• Problem description
Among the records that follow, how many lines contain the word "time"? Give the number and no other words.

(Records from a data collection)
━━━━
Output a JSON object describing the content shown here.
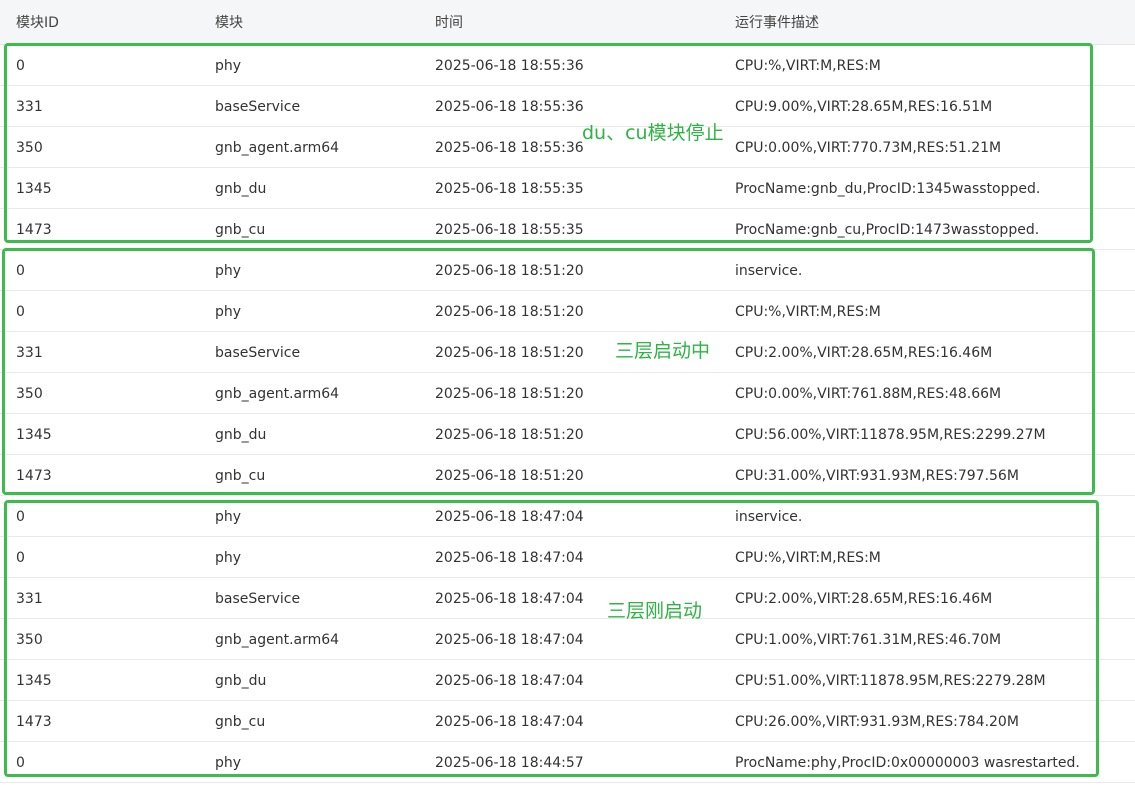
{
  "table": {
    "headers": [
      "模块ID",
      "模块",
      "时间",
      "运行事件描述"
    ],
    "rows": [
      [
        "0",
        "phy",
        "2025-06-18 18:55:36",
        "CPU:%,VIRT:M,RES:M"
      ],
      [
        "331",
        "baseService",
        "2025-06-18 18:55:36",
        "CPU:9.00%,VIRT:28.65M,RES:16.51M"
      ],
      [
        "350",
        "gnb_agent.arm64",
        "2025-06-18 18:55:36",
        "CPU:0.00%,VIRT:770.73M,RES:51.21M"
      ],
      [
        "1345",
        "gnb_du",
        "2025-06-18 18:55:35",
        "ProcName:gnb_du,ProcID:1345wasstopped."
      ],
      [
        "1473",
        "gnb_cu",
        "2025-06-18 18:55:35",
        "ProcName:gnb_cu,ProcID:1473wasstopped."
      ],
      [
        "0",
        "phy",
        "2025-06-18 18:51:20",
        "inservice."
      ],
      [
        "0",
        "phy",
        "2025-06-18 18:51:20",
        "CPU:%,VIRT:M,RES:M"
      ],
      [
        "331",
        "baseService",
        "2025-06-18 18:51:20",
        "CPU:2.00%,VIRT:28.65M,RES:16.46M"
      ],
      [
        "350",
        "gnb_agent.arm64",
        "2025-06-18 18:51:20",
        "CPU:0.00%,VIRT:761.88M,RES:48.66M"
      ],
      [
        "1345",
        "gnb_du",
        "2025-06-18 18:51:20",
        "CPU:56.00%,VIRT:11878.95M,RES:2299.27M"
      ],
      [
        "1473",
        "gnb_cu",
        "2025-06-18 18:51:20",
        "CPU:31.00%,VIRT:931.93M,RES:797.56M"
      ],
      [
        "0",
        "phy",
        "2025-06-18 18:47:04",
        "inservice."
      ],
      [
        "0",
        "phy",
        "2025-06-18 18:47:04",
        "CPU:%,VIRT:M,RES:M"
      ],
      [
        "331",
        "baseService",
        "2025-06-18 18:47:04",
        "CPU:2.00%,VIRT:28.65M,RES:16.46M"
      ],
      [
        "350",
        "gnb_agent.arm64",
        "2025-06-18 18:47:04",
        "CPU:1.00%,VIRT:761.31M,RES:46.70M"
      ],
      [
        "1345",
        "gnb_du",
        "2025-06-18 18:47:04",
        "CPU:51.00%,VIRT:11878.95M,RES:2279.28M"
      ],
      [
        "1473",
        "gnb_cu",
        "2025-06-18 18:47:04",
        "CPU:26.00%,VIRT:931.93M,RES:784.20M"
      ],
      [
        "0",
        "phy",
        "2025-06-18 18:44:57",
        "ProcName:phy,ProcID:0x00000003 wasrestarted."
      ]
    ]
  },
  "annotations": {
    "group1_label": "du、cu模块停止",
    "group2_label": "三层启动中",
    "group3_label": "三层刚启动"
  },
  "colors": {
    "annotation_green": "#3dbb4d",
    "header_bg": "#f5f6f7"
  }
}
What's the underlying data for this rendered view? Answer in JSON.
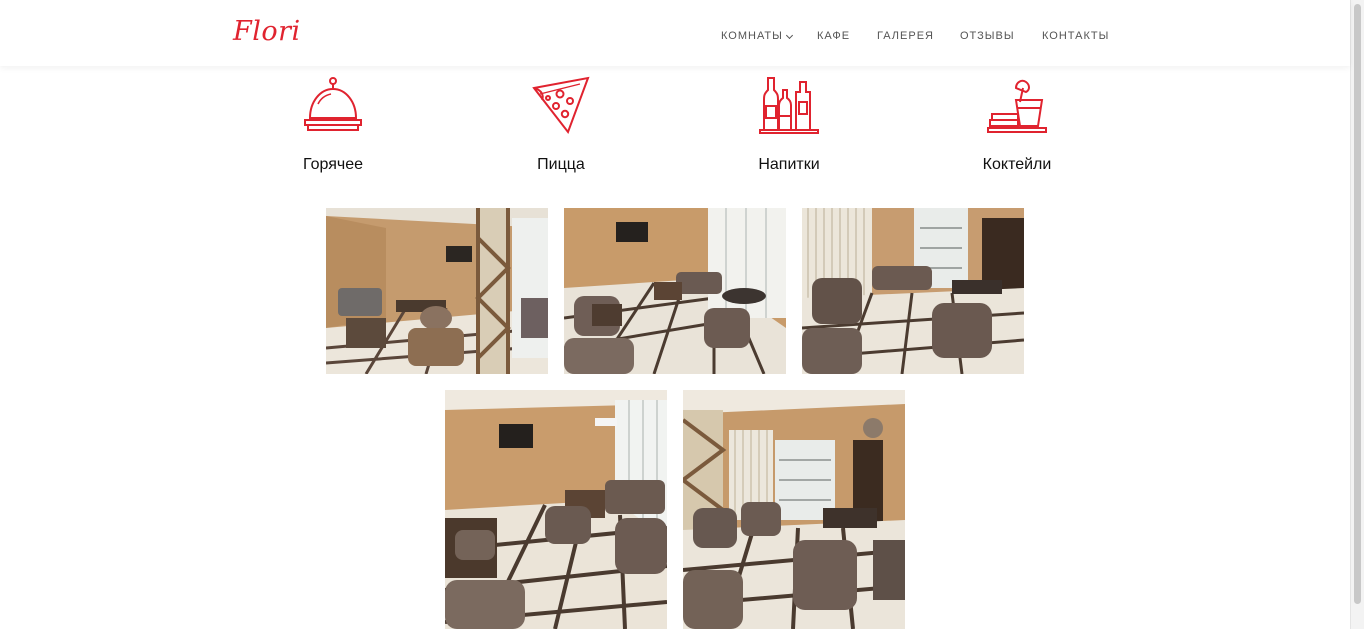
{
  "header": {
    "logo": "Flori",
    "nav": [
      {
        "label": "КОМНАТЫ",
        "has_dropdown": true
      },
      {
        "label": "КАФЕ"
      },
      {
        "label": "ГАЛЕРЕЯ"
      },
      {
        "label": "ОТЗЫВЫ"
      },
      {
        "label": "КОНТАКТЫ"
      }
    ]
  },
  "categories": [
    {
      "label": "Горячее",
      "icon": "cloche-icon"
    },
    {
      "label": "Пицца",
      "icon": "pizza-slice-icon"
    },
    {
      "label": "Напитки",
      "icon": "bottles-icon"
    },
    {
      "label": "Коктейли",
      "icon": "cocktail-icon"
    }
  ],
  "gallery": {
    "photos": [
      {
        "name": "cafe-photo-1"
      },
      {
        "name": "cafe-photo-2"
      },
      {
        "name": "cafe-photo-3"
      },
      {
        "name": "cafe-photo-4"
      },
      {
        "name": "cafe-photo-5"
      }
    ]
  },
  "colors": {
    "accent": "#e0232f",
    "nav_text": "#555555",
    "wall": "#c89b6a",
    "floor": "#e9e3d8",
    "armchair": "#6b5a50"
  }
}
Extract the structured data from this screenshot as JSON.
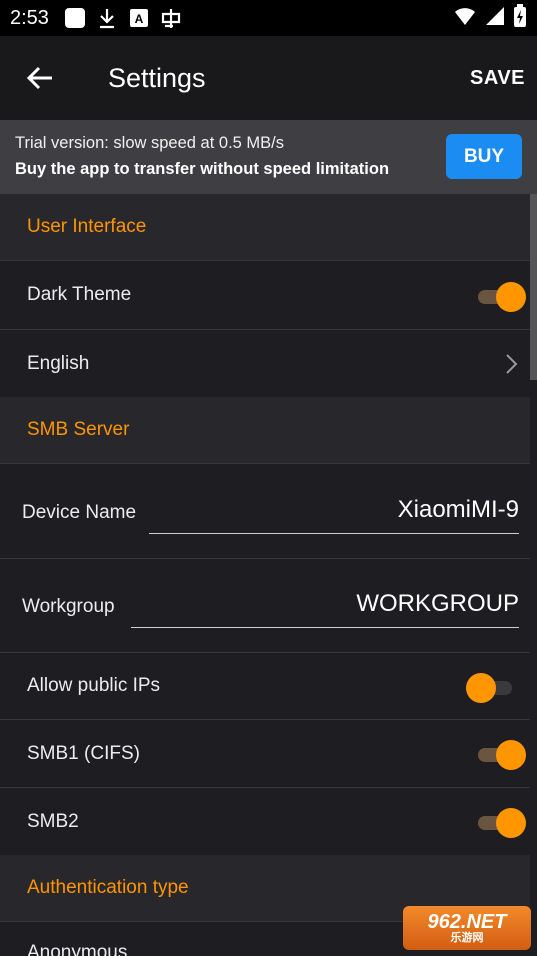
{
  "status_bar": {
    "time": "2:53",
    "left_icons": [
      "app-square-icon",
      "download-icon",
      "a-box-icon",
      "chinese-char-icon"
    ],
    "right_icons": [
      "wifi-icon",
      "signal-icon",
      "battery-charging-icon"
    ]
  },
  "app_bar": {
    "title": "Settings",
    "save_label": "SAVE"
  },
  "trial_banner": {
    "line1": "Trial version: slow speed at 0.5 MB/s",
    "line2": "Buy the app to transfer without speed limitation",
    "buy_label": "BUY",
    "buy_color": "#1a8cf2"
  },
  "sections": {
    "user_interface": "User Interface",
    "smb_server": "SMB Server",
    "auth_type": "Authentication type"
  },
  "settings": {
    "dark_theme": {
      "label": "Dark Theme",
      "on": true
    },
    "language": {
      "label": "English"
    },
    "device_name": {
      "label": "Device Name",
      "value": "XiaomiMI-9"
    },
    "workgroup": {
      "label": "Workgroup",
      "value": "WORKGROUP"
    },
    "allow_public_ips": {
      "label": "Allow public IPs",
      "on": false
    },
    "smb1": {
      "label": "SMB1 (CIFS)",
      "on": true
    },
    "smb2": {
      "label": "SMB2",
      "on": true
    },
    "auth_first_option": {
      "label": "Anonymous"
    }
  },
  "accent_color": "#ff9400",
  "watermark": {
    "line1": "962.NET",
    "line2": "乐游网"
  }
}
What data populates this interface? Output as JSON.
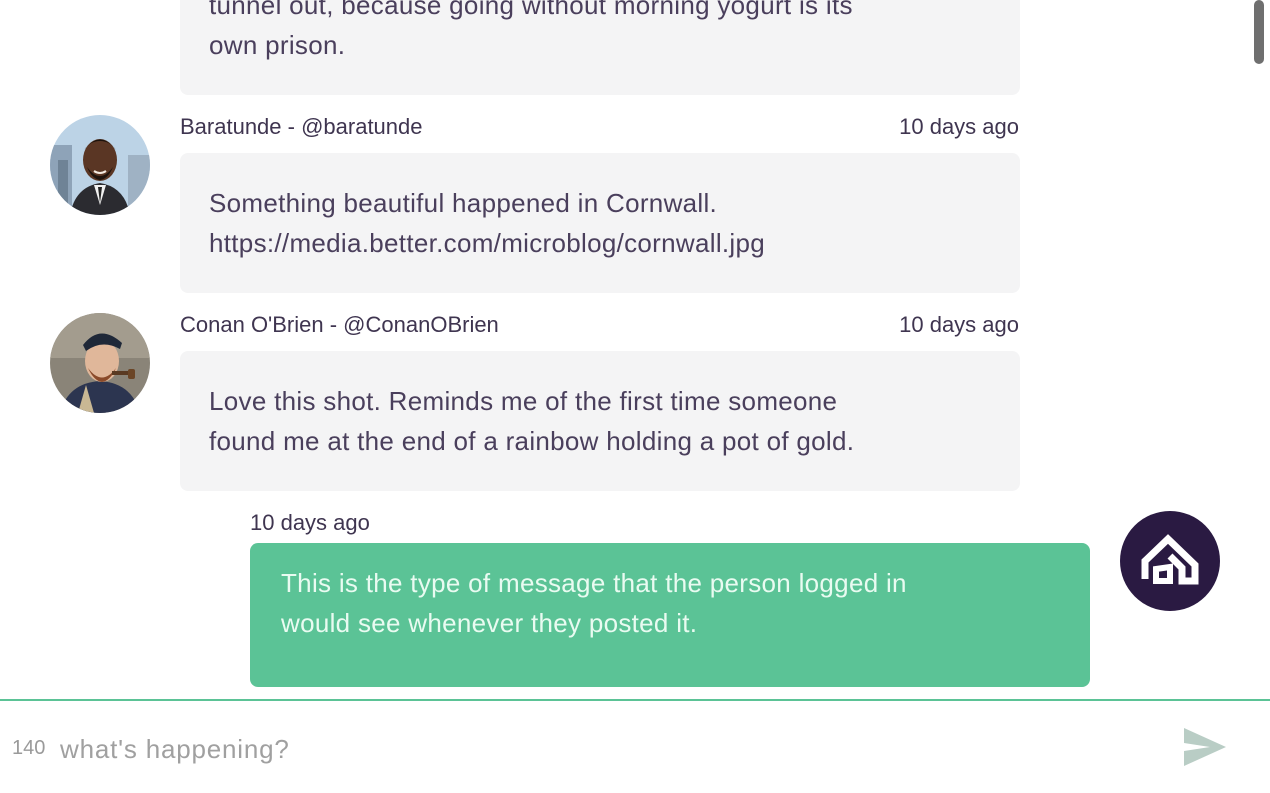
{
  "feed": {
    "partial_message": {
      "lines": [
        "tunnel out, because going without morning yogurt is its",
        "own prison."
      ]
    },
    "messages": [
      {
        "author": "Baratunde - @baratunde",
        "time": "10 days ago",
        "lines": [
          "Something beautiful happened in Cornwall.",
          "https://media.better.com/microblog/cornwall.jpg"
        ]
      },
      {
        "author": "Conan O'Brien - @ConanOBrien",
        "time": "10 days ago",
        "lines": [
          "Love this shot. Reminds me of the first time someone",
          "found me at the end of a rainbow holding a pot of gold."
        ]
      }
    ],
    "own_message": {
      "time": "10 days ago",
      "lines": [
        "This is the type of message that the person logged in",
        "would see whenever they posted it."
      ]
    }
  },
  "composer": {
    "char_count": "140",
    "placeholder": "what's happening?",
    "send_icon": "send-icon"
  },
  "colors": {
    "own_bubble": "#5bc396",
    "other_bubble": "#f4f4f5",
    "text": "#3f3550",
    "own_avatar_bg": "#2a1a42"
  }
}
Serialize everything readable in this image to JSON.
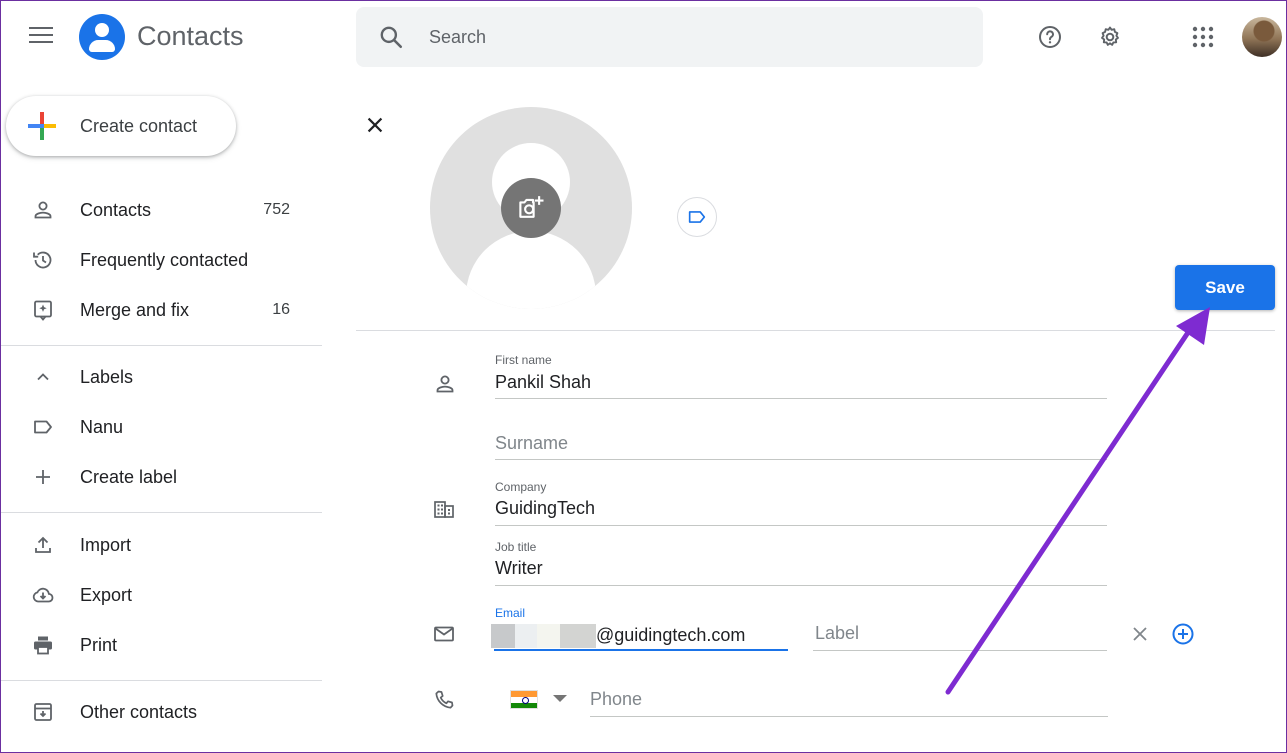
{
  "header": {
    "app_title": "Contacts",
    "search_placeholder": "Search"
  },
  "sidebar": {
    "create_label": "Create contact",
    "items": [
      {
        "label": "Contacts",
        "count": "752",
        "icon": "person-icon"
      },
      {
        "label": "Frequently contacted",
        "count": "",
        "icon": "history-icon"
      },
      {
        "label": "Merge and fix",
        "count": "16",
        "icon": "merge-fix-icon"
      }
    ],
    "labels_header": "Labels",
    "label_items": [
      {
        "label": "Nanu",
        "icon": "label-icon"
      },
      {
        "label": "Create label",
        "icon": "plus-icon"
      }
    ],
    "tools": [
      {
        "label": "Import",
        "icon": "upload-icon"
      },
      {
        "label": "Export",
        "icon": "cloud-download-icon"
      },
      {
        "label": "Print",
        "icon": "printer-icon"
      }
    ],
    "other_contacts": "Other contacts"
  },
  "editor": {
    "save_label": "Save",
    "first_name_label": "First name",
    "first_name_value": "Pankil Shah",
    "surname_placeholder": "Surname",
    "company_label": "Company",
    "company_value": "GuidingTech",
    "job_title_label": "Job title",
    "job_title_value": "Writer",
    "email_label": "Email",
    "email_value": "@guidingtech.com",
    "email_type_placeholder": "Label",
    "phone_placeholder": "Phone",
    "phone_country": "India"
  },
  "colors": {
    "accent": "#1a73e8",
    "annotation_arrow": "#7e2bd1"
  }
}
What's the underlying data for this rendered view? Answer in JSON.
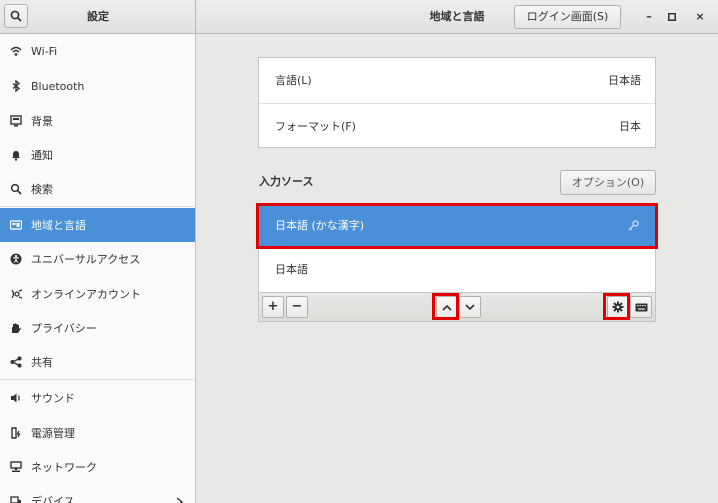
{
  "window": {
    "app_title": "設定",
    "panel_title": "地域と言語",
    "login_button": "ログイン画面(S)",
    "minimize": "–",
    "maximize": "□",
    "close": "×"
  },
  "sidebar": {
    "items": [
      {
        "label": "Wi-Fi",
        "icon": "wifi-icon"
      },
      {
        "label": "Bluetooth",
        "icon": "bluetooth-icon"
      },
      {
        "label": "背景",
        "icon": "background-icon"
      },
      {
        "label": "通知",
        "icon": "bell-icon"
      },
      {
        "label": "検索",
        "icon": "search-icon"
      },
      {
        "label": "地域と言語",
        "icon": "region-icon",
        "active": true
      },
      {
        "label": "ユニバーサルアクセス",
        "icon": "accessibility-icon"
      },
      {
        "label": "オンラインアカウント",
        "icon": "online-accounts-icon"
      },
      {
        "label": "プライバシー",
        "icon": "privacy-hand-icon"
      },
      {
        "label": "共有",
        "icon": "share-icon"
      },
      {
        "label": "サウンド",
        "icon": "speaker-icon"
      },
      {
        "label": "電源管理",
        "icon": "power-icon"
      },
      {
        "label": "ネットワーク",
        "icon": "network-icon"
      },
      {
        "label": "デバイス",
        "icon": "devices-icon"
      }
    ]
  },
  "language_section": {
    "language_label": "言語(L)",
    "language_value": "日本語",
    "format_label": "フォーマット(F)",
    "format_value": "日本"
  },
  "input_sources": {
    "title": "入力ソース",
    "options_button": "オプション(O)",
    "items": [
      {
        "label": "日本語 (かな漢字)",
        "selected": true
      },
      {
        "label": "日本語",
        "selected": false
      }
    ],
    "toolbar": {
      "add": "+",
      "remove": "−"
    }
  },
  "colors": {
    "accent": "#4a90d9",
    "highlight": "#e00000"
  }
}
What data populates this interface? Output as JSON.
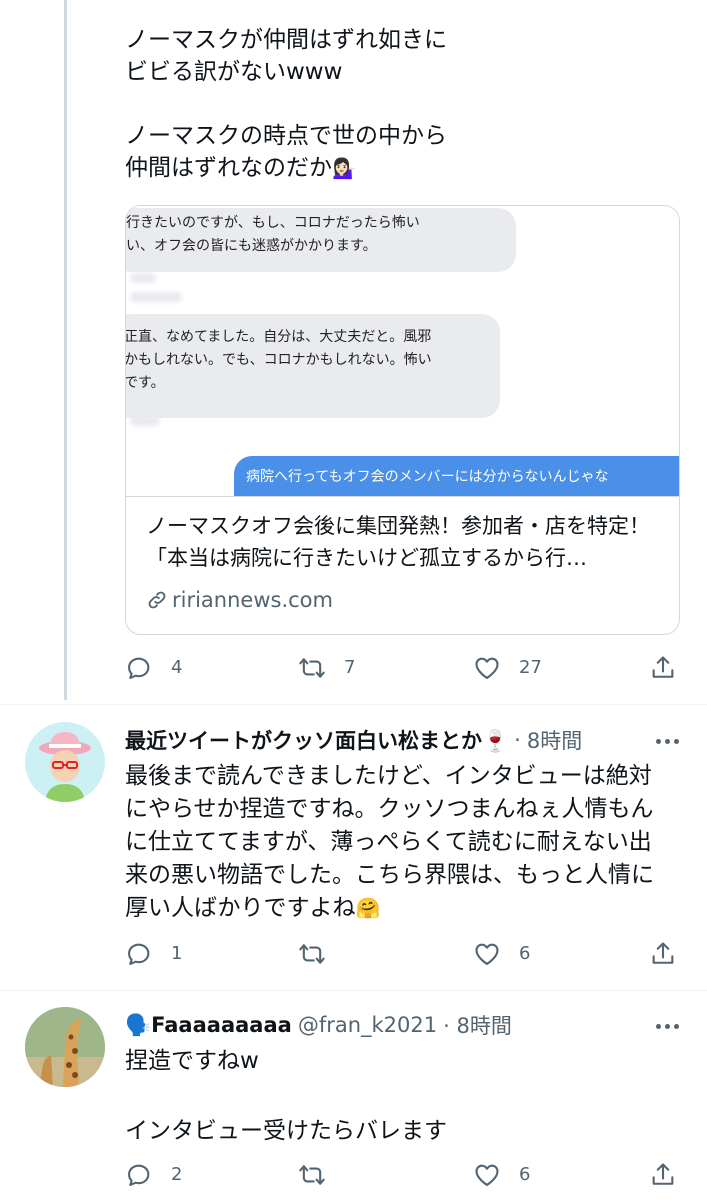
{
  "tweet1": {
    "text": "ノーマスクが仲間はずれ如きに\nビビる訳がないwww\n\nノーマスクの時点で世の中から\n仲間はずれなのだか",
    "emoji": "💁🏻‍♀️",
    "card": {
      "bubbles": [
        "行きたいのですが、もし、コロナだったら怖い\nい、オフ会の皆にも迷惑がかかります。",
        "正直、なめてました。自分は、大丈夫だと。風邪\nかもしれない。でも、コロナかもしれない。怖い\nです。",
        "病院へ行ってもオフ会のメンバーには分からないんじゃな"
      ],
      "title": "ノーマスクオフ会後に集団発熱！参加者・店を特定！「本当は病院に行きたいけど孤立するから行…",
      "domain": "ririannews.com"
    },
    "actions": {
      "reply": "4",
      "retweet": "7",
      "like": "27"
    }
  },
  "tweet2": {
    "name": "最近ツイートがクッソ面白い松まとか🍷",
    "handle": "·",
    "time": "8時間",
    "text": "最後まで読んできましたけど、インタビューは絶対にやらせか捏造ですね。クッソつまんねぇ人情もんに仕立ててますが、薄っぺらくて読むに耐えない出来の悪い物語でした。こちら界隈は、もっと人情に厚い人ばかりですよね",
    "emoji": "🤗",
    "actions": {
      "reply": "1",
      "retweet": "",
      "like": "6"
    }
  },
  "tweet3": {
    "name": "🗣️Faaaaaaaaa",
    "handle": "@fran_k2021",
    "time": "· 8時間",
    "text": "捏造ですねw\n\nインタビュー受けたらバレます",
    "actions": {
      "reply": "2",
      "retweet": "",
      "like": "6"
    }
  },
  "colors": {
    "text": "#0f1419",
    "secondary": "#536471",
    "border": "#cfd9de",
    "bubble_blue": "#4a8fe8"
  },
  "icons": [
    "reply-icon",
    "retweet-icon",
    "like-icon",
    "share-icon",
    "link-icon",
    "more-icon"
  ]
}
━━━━
• Solution to this task
7